The first article provides a short biography of Buckminster Fuller, a brilliant innovator and free thinker whose career embodied the philosophy of "doing more with less." Among his patents is the geodesic dome, for which he is most well known. He was expelled twice from Harvard University, as mentioned in the article; but ironically, as a result of his accomplishments later in life, he subsequently taught at Harvard and received dozens of honorary degrees from various institutions. Today there are more than 300,000 geodesic domes around the world serving diverse functions.
The second article describes some innovations in bridge design, including the type of project delivery method, funding strategies, creative design and construction methods, and new materials. In the latter category, lightweight honeycomb panels made of polyurethane foam sandwiched between fiber reinforced polymer facing sheets are being explored as a replacement for concrete bridge decks. Some of these initiatives are funded by federal, state, and local agencies.
We endeavor to include many of these types of projects in the pages of Structural Engineer.
Structural engineers can innovate in different ways. One approach is to develop a new material or structural system for use in a building or bridge. Another approach is to use conventional materials and/or structural components in an innovative way. In some cases, however, even though an innovative structural system could save a significant amount on materials, the additional cost of construction overrides any economic gain because the contractor hasn't done it before and must price-in a learning curve. In any case, the goal of structural engineering innovation is to provide cost-effective and sustainable solutions, i.e., "doing more with less," while maintaining the responsibility to protect the health, safety, and welfare of the public.

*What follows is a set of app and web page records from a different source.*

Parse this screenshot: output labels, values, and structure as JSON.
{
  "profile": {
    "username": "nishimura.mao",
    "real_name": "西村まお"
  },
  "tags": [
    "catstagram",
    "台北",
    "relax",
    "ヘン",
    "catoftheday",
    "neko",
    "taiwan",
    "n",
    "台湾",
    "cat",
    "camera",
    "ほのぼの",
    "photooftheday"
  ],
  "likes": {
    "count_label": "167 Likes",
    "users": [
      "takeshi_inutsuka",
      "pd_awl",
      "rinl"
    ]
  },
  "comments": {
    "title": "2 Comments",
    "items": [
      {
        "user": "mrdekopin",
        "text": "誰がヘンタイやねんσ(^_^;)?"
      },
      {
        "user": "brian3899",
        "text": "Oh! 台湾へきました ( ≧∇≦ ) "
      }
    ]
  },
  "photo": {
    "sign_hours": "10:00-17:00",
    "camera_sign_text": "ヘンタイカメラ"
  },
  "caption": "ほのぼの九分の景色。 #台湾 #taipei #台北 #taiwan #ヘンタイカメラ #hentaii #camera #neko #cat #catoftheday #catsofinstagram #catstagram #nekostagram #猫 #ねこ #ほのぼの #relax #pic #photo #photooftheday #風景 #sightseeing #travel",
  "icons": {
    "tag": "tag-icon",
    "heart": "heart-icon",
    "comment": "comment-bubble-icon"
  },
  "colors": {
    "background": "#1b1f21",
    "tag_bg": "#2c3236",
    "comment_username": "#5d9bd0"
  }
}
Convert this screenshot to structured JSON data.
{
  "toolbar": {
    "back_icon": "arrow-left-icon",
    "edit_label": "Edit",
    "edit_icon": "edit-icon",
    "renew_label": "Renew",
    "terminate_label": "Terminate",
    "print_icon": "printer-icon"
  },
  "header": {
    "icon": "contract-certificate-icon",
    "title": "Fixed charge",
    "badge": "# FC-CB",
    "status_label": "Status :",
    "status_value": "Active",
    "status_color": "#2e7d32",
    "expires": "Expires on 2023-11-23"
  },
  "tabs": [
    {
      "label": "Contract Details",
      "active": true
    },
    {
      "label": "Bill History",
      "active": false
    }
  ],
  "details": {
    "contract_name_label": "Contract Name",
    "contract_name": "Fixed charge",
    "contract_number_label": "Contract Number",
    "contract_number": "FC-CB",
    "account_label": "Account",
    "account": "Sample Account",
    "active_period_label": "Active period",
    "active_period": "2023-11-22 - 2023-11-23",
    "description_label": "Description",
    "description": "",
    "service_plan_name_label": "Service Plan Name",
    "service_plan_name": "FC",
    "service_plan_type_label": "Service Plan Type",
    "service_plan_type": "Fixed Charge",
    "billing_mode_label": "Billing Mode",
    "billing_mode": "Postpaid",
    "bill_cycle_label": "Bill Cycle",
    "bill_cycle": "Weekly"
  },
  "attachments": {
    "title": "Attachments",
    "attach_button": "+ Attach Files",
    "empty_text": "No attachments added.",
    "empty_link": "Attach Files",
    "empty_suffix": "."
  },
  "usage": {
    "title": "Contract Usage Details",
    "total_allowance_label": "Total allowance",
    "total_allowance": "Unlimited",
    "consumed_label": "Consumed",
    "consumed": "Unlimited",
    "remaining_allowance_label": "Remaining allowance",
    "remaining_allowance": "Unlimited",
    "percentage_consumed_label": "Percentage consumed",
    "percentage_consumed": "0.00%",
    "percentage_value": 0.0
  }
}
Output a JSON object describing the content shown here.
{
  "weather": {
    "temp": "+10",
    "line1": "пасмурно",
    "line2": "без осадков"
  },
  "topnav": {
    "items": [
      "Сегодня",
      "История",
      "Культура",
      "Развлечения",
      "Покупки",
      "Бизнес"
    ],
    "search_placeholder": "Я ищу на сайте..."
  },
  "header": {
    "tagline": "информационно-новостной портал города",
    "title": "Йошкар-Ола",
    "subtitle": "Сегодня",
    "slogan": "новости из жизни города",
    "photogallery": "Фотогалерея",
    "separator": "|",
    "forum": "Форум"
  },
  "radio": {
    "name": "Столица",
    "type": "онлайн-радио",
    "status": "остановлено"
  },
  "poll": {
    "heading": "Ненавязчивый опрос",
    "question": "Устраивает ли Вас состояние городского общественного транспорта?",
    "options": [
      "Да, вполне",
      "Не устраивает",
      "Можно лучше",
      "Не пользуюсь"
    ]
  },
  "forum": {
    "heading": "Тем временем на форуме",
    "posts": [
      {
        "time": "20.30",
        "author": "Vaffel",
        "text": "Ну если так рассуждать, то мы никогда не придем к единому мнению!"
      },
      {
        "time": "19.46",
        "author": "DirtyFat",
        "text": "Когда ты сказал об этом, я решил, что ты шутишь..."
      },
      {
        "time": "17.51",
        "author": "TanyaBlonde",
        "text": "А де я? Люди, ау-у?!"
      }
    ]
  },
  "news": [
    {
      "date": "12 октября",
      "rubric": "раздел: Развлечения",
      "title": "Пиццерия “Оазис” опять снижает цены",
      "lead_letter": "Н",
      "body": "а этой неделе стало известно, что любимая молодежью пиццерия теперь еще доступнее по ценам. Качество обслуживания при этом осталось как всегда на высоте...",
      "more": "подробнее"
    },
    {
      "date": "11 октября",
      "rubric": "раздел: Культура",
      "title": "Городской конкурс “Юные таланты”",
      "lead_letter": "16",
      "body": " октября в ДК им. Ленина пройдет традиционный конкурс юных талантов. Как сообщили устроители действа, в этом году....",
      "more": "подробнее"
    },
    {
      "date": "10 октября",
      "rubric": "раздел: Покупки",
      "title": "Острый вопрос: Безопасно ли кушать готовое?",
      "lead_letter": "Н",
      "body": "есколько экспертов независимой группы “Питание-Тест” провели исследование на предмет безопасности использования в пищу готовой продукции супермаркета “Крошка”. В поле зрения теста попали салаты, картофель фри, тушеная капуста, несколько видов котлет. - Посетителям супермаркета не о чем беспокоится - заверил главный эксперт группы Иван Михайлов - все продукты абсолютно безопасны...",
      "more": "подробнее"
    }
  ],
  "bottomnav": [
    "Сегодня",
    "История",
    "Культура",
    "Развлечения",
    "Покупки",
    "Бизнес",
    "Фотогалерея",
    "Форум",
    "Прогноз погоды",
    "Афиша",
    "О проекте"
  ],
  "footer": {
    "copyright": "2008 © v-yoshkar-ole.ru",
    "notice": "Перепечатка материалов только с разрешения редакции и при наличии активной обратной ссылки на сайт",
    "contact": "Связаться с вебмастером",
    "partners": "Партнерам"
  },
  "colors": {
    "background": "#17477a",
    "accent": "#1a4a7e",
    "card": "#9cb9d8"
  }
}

Unfortunately, America's litigious culture is a major disincentive to innovation. Certainly, new materials and systems need to be thoroughly researched and examined before they are suitable for public consumption. Structural engineers normally don't have sufficient fees to test new products or designs independently, but sometimes a manufacturer or ambitious building owner will subsidize the cost of testing in return for obtaining a new product or unique building. However, even with exhaustive research and testing, sometimes a new product can develop an atypical problem that was not encountered with other more conventional products. This often results in a lawsuit citing that the engineer "should have known" about the problem even though there was no way to predict it in the first place.
Despite the threat of potential litigation, U.S. structural engineers continue to generate innovative designs for building and bridge projects. This is part of the excitement of being a structural engineer – I guess it's in our blood.
Daniel A. Cuoco, P.E., F.ASCE,